## Records to process
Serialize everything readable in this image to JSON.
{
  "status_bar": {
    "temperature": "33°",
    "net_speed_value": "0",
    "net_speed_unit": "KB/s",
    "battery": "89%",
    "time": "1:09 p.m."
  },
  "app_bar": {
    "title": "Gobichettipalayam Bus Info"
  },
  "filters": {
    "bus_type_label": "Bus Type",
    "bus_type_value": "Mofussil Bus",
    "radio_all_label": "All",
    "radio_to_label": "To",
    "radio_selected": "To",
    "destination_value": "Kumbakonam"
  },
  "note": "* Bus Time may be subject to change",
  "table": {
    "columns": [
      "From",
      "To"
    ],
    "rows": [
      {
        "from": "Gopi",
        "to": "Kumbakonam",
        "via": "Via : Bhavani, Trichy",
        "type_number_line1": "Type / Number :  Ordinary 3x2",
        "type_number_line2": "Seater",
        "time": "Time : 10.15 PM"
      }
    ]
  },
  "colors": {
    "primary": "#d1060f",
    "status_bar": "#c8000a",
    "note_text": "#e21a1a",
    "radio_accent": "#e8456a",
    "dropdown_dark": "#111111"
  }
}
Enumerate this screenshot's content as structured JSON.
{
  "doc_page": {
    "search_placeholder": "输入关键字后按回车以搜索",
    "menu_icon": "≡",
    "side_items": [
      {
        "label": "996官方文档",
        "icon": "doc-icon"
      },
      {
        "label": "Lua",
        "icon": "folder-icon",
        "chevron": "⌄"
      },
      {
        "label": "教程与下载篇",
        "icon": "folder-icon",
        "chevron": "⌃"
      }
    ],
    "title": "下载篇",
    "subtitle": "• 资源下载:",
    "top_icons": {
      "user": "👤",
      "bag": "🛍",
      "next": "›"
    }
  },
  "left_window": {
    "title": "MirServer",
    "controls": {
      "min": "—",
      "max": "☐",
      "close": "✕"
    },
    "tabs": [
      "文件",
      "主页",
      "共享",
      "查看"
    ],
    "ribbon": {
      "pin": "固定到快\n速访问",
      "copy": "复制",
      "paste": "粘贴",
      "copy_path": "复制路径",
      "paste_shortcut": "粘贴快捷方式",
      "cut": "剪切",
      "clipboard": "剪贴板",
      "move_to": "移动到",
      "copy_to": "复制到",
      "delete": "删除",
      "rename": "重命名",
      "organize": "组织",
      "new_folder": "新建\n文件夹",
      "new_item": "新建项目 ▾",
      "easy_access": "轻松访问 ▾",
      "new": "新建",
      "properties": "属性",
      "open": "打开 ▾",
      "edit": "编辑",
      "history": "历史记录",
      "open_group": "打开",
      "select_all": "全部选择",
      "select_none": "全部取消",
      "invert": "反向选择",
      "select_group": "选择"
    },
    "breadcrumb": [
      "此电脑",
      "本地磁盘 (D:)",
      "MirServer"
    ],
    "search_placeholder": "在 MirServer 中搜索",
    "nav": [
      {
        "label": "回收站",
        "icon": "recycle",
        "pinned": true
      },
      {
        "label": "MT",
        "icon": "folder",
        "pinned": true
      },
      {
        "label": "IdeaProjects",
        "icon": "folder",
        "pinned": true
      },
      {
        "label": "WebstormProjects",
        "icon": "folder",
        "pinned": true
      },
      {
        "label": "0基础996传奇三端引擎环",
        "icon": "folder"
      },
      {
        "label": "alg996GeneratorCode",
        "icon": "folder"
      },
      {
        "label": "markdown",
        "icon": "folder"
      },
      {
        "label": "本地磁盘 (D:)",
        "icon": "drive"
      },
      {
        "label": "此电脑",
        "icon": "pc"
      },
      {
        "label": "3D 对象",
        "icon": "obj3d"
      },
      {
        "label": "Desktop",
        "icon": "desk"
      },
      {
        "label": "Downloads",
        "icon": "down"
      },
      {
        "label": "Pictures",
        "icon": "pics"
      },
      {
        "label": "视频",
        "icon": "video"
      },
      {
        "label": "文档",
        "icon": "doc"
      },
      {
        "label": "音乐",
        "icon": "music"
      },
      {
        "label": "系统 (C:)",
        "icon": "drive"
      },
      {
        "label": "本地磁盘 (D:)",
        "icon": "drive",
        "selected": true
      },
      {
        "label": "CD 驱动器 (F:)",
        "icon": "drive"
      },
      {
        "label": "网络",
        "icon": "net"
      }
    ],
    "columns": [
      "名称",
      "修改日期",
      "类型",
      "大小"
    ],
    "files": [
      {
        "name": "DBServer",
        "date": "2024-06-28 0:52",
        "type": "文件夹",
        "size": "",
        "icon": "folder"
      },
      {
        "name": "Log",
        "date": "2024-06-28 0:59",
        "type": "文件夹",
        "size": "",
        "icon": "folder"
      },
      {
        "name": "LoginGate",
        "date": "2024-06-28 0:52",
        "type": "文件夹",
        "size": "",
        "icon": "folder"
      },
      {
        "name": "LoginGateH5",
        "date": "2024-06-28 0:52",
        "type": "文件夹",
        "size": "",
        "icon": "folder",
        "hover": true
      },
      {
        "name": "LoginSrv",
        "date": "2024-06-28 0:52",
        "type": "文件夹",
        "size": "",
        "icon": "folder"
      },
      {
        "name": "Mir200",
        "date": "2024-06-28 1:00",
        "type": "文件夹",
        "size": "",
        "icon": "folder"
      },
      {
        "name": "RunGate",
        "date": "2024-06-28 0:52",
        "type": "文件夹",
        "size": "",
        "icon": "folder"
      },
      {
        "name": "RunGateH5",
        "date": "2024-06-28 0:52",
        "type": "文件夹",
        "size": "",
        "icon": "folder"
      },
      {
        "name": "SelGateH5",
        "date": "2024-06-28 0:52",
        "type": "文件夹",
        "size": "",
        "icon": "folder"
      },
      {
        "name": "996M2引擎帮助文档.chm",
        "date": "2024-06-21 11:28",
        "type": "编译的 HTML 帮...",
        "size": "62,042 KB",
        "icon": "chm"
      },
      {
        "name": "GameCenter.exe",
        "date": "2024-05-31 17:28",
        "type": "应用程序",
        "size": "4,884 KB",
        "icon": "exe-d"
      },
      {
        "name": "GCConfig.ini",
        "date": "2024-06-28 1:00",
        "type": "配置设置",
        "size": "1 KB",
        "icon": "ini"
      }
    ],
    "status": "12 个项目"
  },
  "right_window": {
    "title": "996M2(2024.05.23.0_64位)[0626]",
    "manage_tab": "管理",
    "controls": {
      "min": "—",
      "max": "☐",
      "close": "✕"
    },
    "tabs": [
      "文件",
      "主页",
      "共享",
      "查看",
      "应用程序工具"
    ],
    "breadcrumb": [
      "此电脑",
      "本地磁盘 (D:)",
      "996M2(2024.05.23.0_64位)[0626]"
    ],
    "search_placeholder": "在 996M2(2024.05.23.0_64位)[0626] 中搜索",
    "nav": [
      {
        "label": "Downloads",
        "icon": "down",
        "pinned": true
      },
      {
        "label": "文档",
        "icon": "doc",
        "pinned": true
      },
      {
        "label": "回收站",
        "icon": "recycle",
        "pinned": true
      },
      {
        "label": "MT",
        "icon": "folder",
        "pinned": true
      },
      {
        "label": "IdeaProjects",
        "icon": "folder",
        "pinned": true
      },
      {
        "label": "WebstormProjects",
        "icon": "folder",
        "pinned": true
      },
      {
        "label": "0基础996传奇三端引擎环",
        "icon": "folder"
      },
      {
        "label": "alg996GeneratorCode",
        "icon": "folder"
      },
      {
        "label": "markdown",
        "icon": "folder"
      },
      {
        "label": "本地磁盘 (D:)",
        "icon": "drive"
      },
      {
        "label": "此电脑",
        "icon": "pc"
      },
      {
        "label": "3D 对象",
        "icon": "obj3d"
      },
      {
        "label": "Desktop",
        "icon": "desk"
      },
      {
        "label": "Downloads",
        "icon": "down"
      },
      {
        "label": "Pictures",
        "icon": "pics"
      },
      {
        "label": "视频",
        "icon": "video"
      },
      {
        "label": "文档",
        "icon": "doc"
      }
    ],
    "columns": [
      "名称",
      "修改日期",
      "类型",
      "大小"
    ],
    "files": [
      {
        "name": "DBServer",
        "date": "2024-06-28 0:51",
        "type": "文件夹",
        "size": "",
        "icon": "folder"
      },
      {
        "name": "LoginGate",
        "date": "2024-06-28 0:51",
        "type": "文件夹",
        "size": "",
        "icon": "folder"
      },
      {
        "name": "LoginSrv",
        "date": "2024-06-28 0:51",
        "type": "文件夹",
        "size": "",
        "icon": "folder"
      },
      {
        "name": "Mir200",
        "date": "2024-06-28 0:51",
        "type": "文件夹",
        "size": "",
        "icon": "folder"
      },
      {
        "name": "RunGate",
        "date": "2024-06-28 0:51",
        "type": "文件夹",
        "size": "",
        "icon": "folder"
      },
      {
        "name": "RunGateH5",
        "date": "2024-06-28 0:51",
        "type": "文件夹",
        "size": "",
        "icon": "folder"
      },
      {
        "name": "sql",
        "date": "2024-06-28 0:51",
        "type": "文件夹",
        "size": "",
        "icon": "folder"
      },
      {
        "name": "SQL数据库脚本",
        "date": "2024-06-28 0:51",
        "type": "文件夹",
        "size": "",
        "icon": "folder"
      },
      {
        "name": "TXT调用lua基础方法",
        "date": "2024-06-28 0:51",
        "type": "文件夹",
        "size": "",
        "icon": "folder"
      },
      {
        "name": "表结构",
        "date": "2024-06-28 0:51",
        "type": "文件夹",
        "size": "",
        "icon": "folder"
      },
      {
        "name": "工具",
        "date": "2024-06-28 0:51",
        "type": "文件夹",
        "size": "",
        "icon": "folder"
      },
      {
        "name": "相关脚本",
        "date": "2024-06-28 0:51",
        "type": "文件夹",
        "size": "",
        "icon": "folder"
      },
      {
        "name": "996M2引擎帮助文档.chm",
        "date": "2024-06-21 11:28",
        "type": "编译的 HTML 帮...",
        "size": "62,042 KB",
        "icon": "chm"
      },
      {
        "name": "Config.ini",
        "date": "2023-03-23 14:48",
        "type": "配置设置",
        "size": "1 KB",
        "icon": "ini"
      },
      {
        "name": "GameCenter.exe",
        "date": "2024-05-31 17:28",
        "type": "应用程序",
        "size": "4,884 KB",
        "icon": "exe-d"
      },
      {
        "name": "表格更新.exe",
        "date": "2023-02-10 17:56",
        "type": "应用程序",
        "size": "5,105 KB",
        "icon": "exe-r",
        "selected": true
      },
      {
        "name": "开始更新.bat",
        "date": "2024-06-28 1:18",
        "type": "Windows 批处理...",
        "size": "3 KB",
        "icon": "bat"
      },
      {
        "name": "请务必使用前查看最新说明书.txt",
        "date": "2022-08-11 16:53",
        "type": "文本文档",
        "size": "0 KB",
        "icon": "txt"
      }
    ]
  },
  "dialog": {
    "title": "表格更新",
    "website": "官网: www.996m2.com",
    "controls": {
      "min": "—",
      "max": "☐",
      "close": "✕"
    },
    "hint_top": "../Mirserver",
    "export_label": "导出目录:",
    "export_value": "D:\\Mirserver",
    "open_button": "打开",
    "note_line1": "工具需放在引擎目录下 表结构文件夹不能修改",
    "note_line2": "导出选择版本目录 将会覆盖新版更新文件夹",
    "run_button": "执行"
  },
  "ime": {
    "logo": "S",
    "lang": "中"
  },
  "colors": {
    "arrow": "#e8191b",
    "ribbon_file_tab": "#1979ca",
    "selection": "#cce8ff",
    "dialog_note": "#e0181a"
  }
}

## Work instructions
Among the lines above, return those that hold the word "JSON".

## Your response
Serialize everything readable in this image to JSON.
Enumerate this screenshot's content as structured JSON.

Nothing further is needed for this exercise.